"We got lucky. It was a good bounce for us right there," Lapierre told reporters after the game. "It was the right spot at the right time."
Lapierre played parts of six seasons with the Canadiens, and he was one of the Habs' great agitators during their many great battles with Boston.
Lapierre has gotten under the Bruins' skin during his career, and his dogged actions have reappeared during the Stanley Cup Finals, most notably when he mocked Patrice Bergeron in Game 2 by sticking his fingers near Bergeron's mouth. Seldom one to fight his own fight, Lapierre won't ever win a popularity contest among his NHL peers, particularly if the judges were stationed in Boston.
But the fact of the matter is Lapierre was the best forward on the ice during the third period, and he might have had the best three-shift stretch of his entire career early in the period. Lapierre, who had four hits and three shots during the game, was aggressive in all three zones, and he was an offensive wizard with the puck through the early portion of the period.
Lapierre, who was traded twice this season, has become the second Boston villain to double as a Vancouver hero in the series.
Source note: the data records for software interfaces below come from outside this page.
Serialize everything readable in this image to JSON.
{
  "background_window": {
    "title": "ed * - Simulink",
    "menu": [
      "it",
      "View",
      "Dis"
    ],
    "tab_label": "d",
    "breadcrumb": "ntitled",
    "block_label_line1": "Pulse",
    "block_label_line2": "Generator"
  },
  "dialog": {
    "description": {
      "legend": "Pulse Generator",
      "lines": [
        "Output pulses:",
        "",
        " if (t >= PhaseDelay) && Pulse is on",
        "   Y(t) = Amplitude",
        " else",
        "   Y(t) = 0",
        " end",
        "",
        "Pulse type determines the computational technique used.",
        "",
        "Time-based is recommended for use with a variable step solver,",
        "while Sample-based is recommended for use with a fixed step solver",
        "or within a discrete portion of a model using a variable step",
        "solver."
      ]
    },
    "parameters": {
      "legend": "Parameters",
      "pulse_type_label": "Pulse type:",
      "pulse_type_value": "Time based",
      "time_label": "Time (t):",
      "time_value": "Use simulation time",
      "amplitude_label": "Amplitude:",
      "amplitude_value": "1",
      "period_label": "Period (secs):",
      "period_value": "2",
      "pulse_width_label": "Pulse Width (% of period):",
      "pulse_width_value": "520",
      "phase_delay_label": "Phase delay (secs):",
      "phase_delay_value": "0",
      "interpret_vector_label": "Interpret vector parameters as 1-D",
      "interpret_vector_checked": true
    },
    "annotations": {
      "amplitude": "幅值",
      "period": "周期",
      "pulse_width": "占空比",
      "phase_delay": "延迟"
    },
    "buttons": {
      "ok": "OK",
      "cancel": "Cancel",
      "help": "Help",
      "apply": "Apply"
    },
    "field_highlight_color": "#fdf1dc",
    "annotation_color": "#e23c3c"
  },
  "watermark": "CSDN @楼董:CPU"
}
Alex Burrows sunk his teeth into that role in Game 2, but Lapierre delivered a more critical blow Friday when he pushed the Bruins to the brink of elimination.
And of course, Lapierre did it in his own unique way, one that has drawn a venomous reaction from the Bruins for the better part of a decade.
"The main thing is to have fun," Lapierre said. "When you come out and have fun and you're focused on your game plan, it makes things more easier."